The main thing to remember is that the US military, all the time it was in Iraq, was never really in control at a neighborhood level and that tens of thousands of US troops could not prevent the Civil War from killing so many Iraqis. So there is no reason to think that keeping a large US combat force in Iraq could eliminate political violence. In fact, since the guerrillas used to lay roadside bombs for US convoys, and often missed and killed civilians, the end of active US patrols in the cities actually contributed to a fall in violence.
Moreover, US combat troops cannot help anyone form a government and are irrelevant to Iraq’s stalled political process. So Obama is right to stick to the timetable. I was watching the Iraqi satellite channel al-Sharqiya, which reported Obama’s speech with great enthusiasm.
Al-Hayat reports in Arabic that negotiations with the State of Law coalition of caretaker prime minister Nuri al-Maliki have been broken off by the Shiite religious parties, the National Iraqi Alliance (including the Islamic Supreme Council of Iraq of Ammar al-Hakim and the Sadr Bloc of Muqtada al-Sadr). The religious parties want al-Maliki to step down and for the State of Law coalition (in which the Da’wa or Islamic Mission Party of al-Maliki is the major component) to choose a different candidate for prime minister.
Al-Maliki angrily criticized his opponents on Monday, saying that they are angling for a weak prime minister who will be hostage to a few political factions, leaving the country open to being weakened by sectarian faction-fighting.
There is no end in sight of the political stalemate, which points to severe problems with Iraq’s largely US-authored constitution. The March 7 elections produced a ‘hung parliament’ in which no one party has enough seats to form a majority, and it has proved impossible for the four major coalitions to come together around a national unity government because they cannot agree on who should be its prime minister. The Shiite religious parties make the most natural partners for al-Maliki, also from a Shiite religious party, the Da’wa. But he sent the army against the Mahdi Army of al-Sadr in 2008 in order to restore order in Basra and East Baghdad, and the Sadrists want al-Maliki to step down in favor of another candidate.
Iyad Allawi of the secular Iraqiya list, which received 80% of the Sunni Arab vote, wants to be prime minister because his list got 91 seats, the single best showing. But 91 seats in a parliament of 325 does not mean much, and in reality whoever can put together a coalition with 163 seats will form the government.
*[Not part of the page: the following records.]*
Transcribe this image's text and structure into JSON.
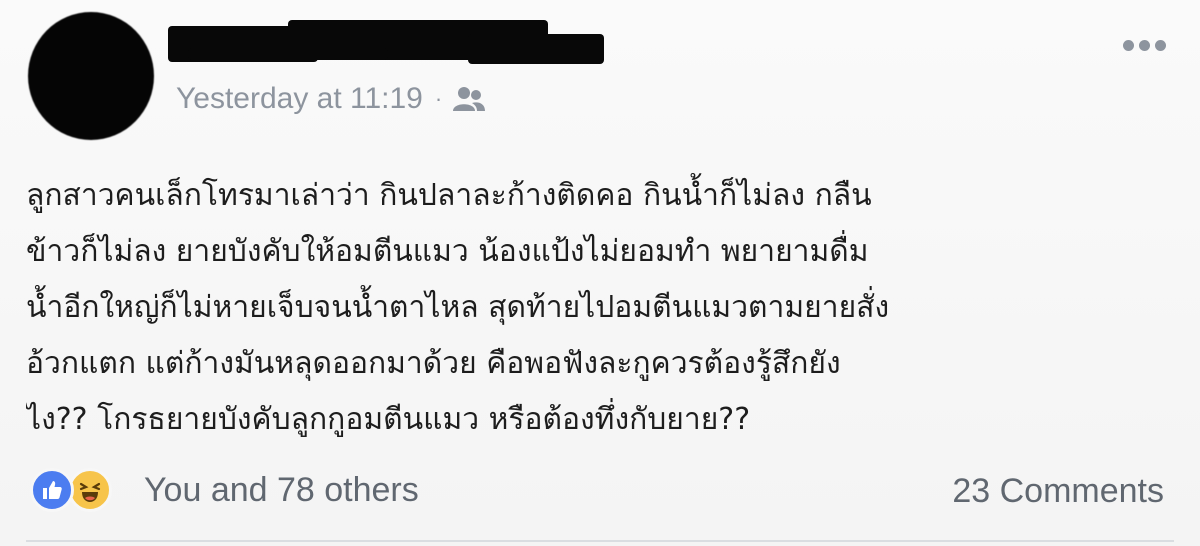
{
  "post": {
    "timestamp": "Yesterday at 11:19",
    "separator": "·",
    "audience_icon": "friends-icon",
    "more_icon": "more-options-icon",
    "body_lines": [
      "ลูกสาวคนเล็กโทรมาเล่าว่า กินปลาละก้างติดคอ  กินน้ำก็ไม่ลง กลืน",
      "ข้าวก็ไม่ลง  ยายบังคับให้อมตีนแมว  น้องแป้งไม่ยอมทำ  พยายามดื่ม",
      "น้ำอีกใหญ่ก็ไม่หายเจ็บจนน้ำตาไหล สุดท้ายไปอมตีนแมวตามยายสั่ง",
      "อ้วกแตก  แต่ก้างมันหลุดออกมาด้วย  คือพอฟังละกูควรต้องรู้สึกยัง",
      "ไง??  โกรธยายบังคับลูกกูอมตีนแมว  หรือต้องทึ่งกับยาย??"
    ]
  },
  "reactions": {
    "icons": [
      "like-icon",
      "haha-icon"
    ],
    "label": "You and 78 others",
    "like_color": "#4c7df0",
    "haha_color": "#f7c44a"
  },
  "comments": {
    "label": "23 Comments"
  }
}
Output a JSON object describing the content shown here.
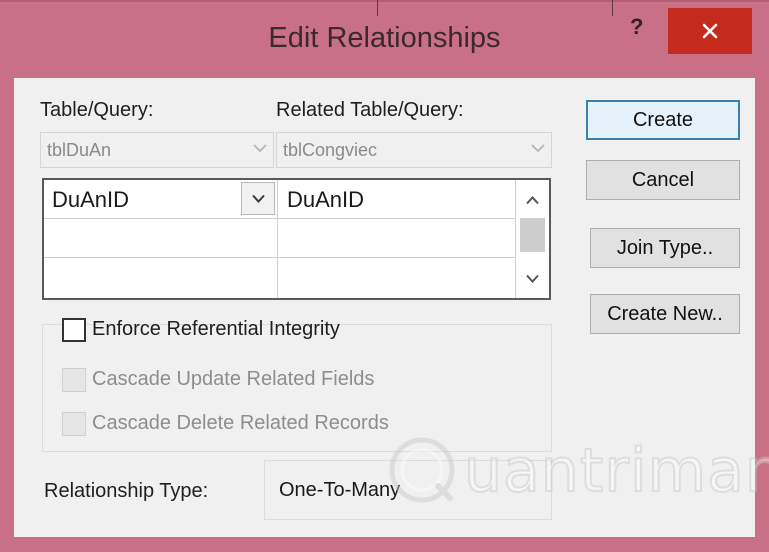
{
  "window": {
    "title": "Edit Relationships",
    "help_label": "?",
    "close_icon": "close-icon"
  },
  "tables": {
    "table_label": "Table/Query:",
    "related_label": "Related Table/Query:",
    "table_value": "tblDuAn",
    "related_value": "tblCongviec"
  },
  "fields": {
    "rows": [
      {
        "left": "DuAnID",
        "right": "DuAnID"
      },
      {
        "left": "",
        "right": ""
      },
      {
        "left": "",
        "right": ""
      }
    ]
  },
  "buttons": {
    "create": "Create",
    "cancel": "Cancel",
    "join_type": "Join Type..",
    "create_new": "Create New.."
  },
  "options": {
    "enforce": {
      "label": "Enforce Referential Integrity",
      "checked": false,
      "enabled": true
    },
    "cascade_update": {
      "label": "Cascade Update Related Fields",
      "checked": false,
      "enabled": false
    },
    "cascade_delete": {
      "label": "Cascade Delete Related Records",
      "checked": false,
      "enabled": false
    }
  },
  "relationship": {
    "label": "Relationship Type:",
    "value": "One-To-Many"
  },
  "watermark": {
    "text": "uantrimang"
  },
  "colors": {
    "frame": "#c96f86",
    "close_button": "#c42b1c",
    "default_button_border": "#3c7fb1"
  }
}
Competition between Iran and Saudi Arabia is also complicating matters. Iran backs a big Shiite coalition, while Saudi Arabia is firmly in Allawi’s corner because of his Sunni Arab constituency. ( Riyadh is said to want a bigger role in Iraq to offset Iranian influence, a goal that can be realized only if Allawi and the Iraqiya come to power. The US is also backing Allawi, because of his anti-Iran credentials.
And so, with a whimper rather than a bang, the US will surrender any primary combat role in Iraq to a caretaker government and a green, inefficient army, leaving a major Persian Gulf power in shambles and at risk of ongoing violence and instability. It isn’t ideal. But attempting to stay in Iraq militarily would only cause more instability.
Now if only the Afghan parliament would negotiate a similar SOFA for that country, and the other war could be wound down as well.